[Opening DATASET ENTRIES section]

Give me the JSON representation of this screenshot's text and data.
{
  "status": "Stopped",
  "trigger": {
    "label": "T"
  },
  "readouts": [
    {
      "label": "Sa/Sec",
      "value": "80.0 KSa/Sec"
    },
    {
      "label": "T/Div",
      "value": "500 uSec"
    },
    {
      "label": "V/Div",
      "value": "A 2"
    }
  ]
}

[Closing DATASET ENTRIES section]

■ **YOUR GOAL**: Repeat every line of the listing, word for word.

■ **OUTPUT OF THE EXERCISE**:
Give me the JSON representation of this screenshot's text and data.
{
  "status": "Stopped",
  "trigger": {
    "label": "T"
  },
  "readouts": [
    {
      "label": "Sa/Sec",
      "value": "80.0 KSa/Sec"
    },
    {
      "label": "T/Div",
      "value": "500 uSec"
    },
    {
      "label": "V/Div",
      "value": "A 2"
    }
  ]
}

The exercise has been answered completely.